The 9th Day of Christmas: Naturally Leavened French Country Bread

Flour, salt, water. These three simple ingredients are a culinary wonder in their ability to be transformed into bread with a perfectly crisp exterior and a soft, chewy interior. Today’s post features authentic French bread, courtesy of James Beard award winner, and proprietor of Tartine Bakery & Café in San Francisco, chef Chad Robertson.

You may be familiar with Robertson’s, now multiple, cookbooks. In recent years his first book, Tartine Bread, developed somewhat of a cult following. In it Robertson eloquently and simply explains authentic French breads steeped in decades of tradition, making them accessible to home baking aficionados everywhere. Today’s post features the Basic Country Bread, naturally leavened (i.e. no yeast) bread similar to sourdough, but not quite as pungent. It is this basic recipe upon which the many of the other recipes in the book are built. 
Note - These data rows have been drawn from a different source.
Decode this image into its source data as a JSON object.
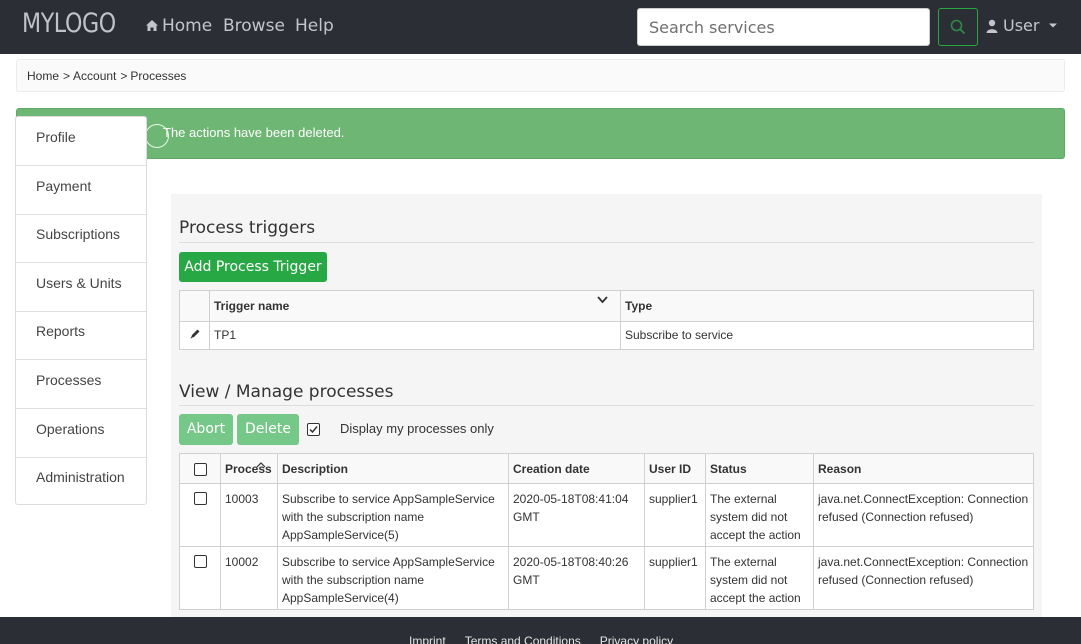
{
  "navbar": {
    "logo": "MYLOGO",
    "home": "Home",
    "browse": "Browse",
    "help": "Help",
    "search_placeholder": "Search services",
    "user": "User",
    "home_icon": "home-icon",
    "search_icon": "search-icon",
    "user_icon": "user-icon",
    "caret_icon": "caret-down-icon"
  },
  "breadcrumb": [
    "Home",
    "Account",
    "Processes"
  ],
  "alert": {
    "message": "The actions have been deleted."
  },
  "sidebar": {
    "items": [
      "Profile",
      "Payment",
      "Subscriptions",
      "Users & Units",
      "Reports",
      "Processes",
      "Operations",
      "Administration"
    ]
  },
  "triggers": {
    "title": "Process triggers",
    "add_button": "Add Process Trigger",
    "columns": [
      "Trigger name",
      "Type"
    ],
    "rows": [
      {
        "name": "TP1",
        "type": "Subscribe to service"
      }
    ]
  },
  "processes": {
    "title": "View / Manage processes",
    "abort_button": "Abort",
    "delete_button": "Delete",
    "display_own_label": "Display my processes only",
    "display_own_checked": true,
    "columns": [
      "Process",
      "Description",
      "Creation date",
      "User ID",
      "Status",
      "Reason"
    ],
    "rows": [
      {
        "id": "10003",
        "description": "Subscribe to service AppSampleService with the subscription name AppSampleService(5)",
        "date": "2020-05-18T08:41:04 GMT",
        "user": "supplier1",
        "status": "The external system did not accept the action",
        "reason": "java.net.ConnectException: Connection refused (Connection refused)"
      },
      {
        "id": "10002",
        "description": "Subscribe to service AppSampleService with the subscription name AppSampleService(4)",
        "date": "2020-05-18T08:40:26 GMT",
        "user": "supplier1",
        "status": "The external system did not accept the action",
        "reason": "java.net.ConnectException: Connection refused (Connection refused)"
      }
    ]
  },
  "footer": {
    "links": [
      "Imprint",
      "Terms and Conditions",
      "Privacy policy"
    ]
  },
  "colors": {
    "navbar": "#2b2f35",
    "success": "#6db673",
    "primary_button": "#28a745"
  }
}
Tartine Bread is similar to A16, featured on the First Day of Christmas, in that it explores the culture and tradition behind its recipes. More than a recipe book, it provides the story of chef Robertson’s personal quest for “bread with an old soul”. He reveals his experiences as a young apprentice, both in the United States and in the small towns of France, learning the nuances of fermentation and how many seemingly different breads are actually variations on one fundamental recipe.

While the previous posts of the 12 Days of Christmas have included recipes, today’s is a bit of a departure without one. You really do need to read and grasp the entire first chapter of this book to make the recipe (which is really just flour, salt, and water).  But don’t let that be a deterrent. It is very satisfying to produce these beautiful loaves at home. Some might think making this bread is an insurmountable challenge, but many of the photos of loaves in the book itself are those made not by Robertson, but by his customers. In this way Robertson creates a testament to his ability to walk his readers though the stages of traditional French bread baking.  

I highly recommend this book for anyone who enjoys the science behind baking and doesn’t mind a lazy day at home, tending to the bread every couple of hours (it’s actually a good excuse for a lazy Sunday). Once you master the Basic Country Loaf you can build upon it to make leavened croissants and waffles, proper English muffins; as well as a myriad of dishes featuring the bread.

Here’s to good times breaking bread with loved ones over the holidays.

Cheers everyone.

Note: In lieu of a recipe today I have included a few extra photos documenting the bread making process, from making the leaven and precisely measuring the ingredients; to folding and shaping the dough.